The term “sanction” refers to the level of discipline imposed against a respondent attorney. In determining the appropriate sanction to be imposed, an evidentiary panel or district court considers the following:
The different types of sanctions, or levels of discipline, include the following:
A private reprimand is available only if the case is tried before an evidentiary panel of the grievance committee. This sanction is not available in a case heard before a district court. A private reprimand is the least level of discipline that can be given. It is not public and this information is not published in connection with the specific lawyer and is not released upon inquiries from the public. However, this sanction remains a part of the lawyer’s disciplinary history and may be considered in any subsequent disciplinary proceeding. The Texas Legislature and Commission for Lawyer Discipline have established limitations on the use of private reprimands. A private reprimand is not available if:

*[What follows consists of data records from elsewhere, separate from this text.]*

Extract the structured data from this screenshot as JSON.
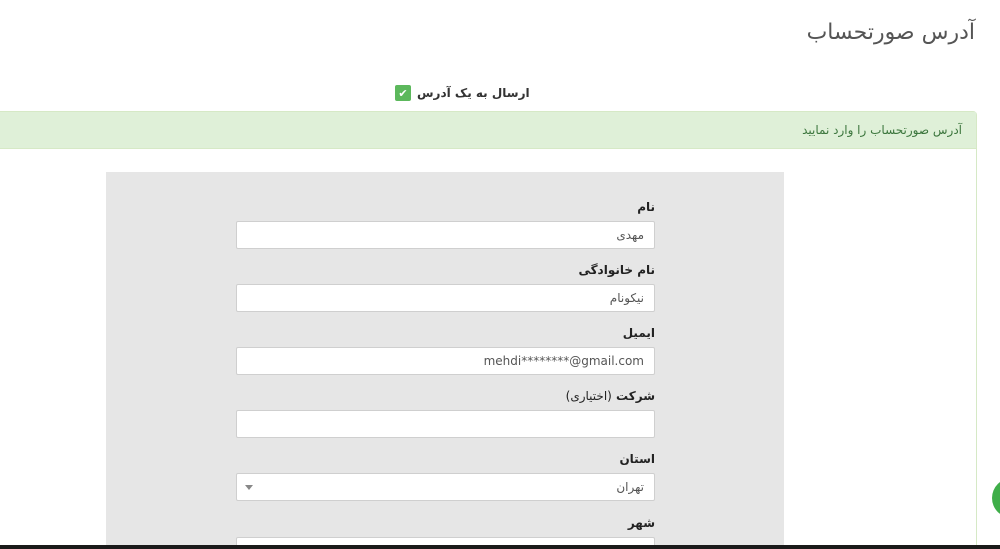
{
  "page": {
    "title": "آدرس صورتحساب"
  },
  "shipping": {
    "ship_to_one_label": "ارسال به یک آدرس",
    "checked": true
  },
  "panel": {
    "heading": "آدرس صورتحساب را وارد نمایید"
  },
  "form": {
    "first_name": {
      "label": "نام",
      "value": "مهدی"
    },
    "last_name": {
      "label": "نام خانوادگی",
      "value": "نیکونام"
    },
    "email": {
      "label": "ایمیل",
      "value": "mehdi********@gmail.com"
    },
    "company": {
      "label": "شرکت",
      "optional": "(اختیاری)",
      "value": ""
    },
    "province": {
      "label": "استان",
      "selected": "تهران"
    },
    "city": {
      "label": "شهر"
    }
  },
  "colors": {
    "accent_green": "#5cb85c",
    "panel_heading_bg": "#dff0d8",
    "form_bg": "#e6e6e6"
  },
  "icons": {
    "checkbox": "check-icon",
    "select": "caret-down-icon",
    "chat": "chat-bubble-icon"
  }
}
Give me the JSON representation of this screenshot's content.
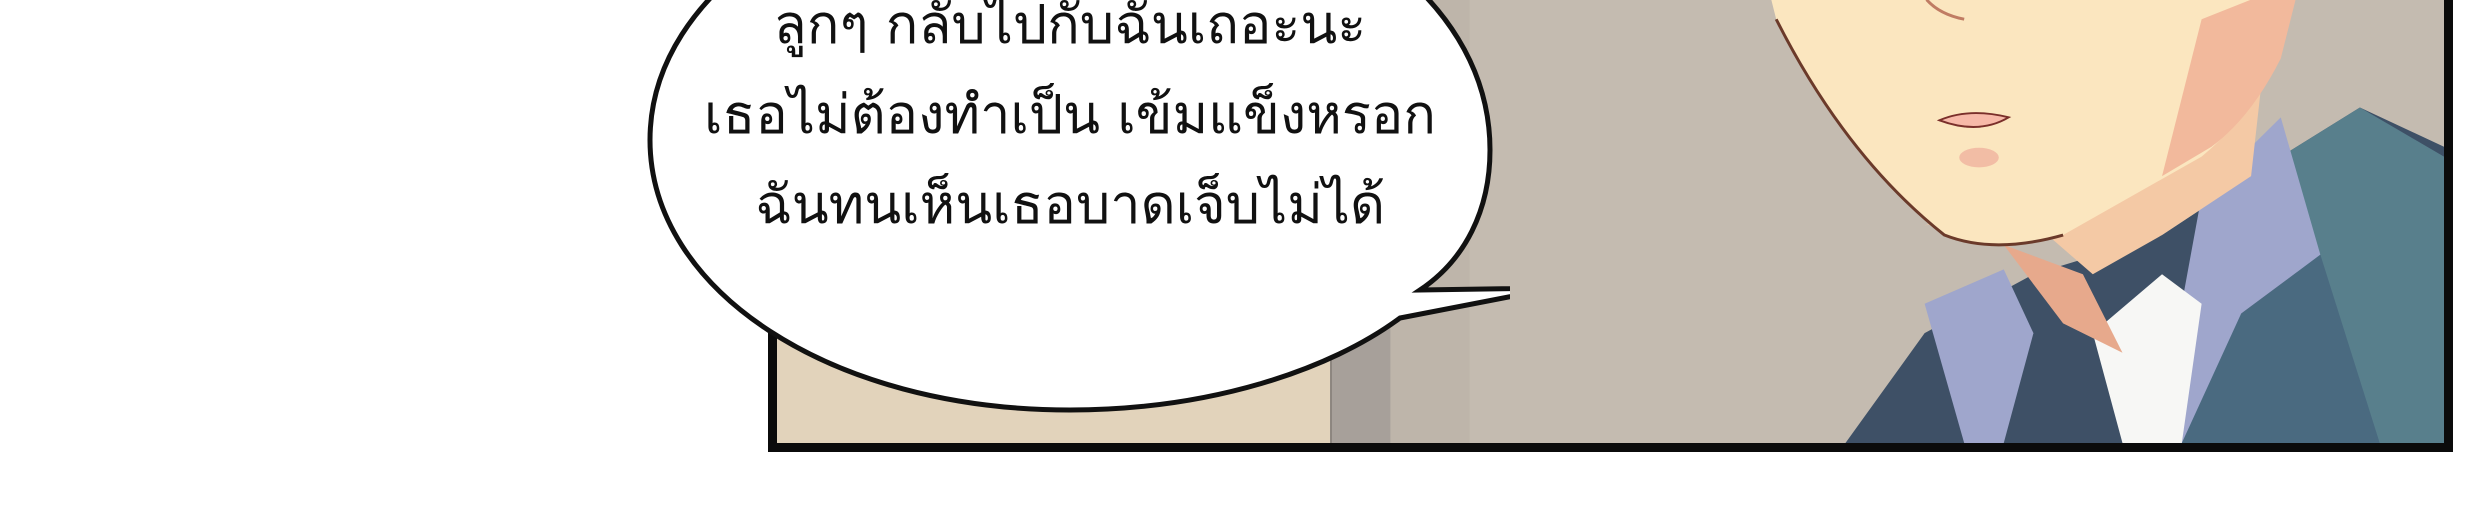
{
  "comic": {
    "speech_lines": [
      "ลูกๆ กลับไปกับฉันเถอะนะ",
      "เธอไม่ต้องทำเป็น เข้มแข็งหรอก",
      "ฉันทนเห็นเธอบาดเจ็บไม่ได้"
    ]
  },
  "colors": {
    "background": "#ffffff",
    "panel_border": "#0b0b0b",
    "wall": "#c4bbb0",
    "skin": "#fbe6bf",
    "hair": "#8a4a24",
    "suit": "#3e5066",
    "shirt_collar": "#9fa6cc",
    "bubble_fill": "#ffffff",
    "bubble_outline": "#111111"
  }
}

This type of discipline is public and is published together with the name of the respondent lawyer. A public reprimand is not available if:
Suspension for a Term Certain
Commonly referred to as an “active suspension,” this public discipline means that the respondent lawyer is prohibited from practicing law for the length of the suspension. If the lawyer practices law during an active term of suspension, the conduct is a separate basis for further discipline and/or for contempt of the judgment. Upon the conclusion of an active suspension, the lawyer is eligible to practice law, provided that all other requirements for eligibility such as payment of bar dues and compliance with continuing legal education are current.
Fully Probated Suspension
This type of discipline is public and is for a term certain; however, the suspension is “probated,” which means that the respondent lawyer may practice law during the period of suspension, but the lawyer must comply with specific “terms of probation” throughout the probated suspension period.
Terms of probation typically require that the respondent lawyer refrain from engaging in further misconduct; not violate any state or federal criminal statutes; keep the State Bar notified of current mailing, residential, and business addresses; comply with continuing legal education requirements; comply with the rules for maintaining trust accounts; and respond to any requests for information by the Chief Disciplinary Counsel in connection with an investigation of allegations of misconduct.
Probation terms may also include, depending upon the facts of a particular case, that the respondent lawyer take additional continuing legal education, submit to a psychological evaluation, attend substance abuse counseling, practice law under the supervision of a designated monitor, or pay restitution and attorney’s fees by a certain date. A fully probated suspension is not available if:
In the event a fully probated suspension is not available, any sanction imposed must be for no less than 30 days of active suspension.
Partially Probated Suspension
This type of discipline is a combination of an active suspension followed by a period of probated suspension and is public.
This is the most severe discipline resulting in a complete loss of a respondent lawyer’s license to practice law. Once disbarred, the lawyer’s name is removed from the membership rolls of the Supreme Court and the lawyer is required to remit his or her law license and bar card.
After five years, a disbarred lawyer may petition a district court to be reinstated to the practice of law. The disbarred lawyer must prove that reinstatement is in the best interest of the public and the profession, as well as the ends of justice. If such an application is granted, the disbarred lawyer is not automatically granted a law license. The disbarred lawyer must still pass the Bar Exam administered by the Texas Board of Law Examiners.
During the 2011-12 Bar year, 8 disbarred lawyers filed petitions for reinstatement. Of those, 1 was dismissed by the respondent attorney, 1 was denied, and 6 remain pending.
Finally, the term “sanction” may include as an ancillary requirement: 1) restitution (which may include repayment to the Client Security Fund of the State Bar of any payments made by reason of the respondent lawyer’s misconduct); and 2) payment of reasonable attorney’s fees and all direct expenses associated with the disciplinary proceedings.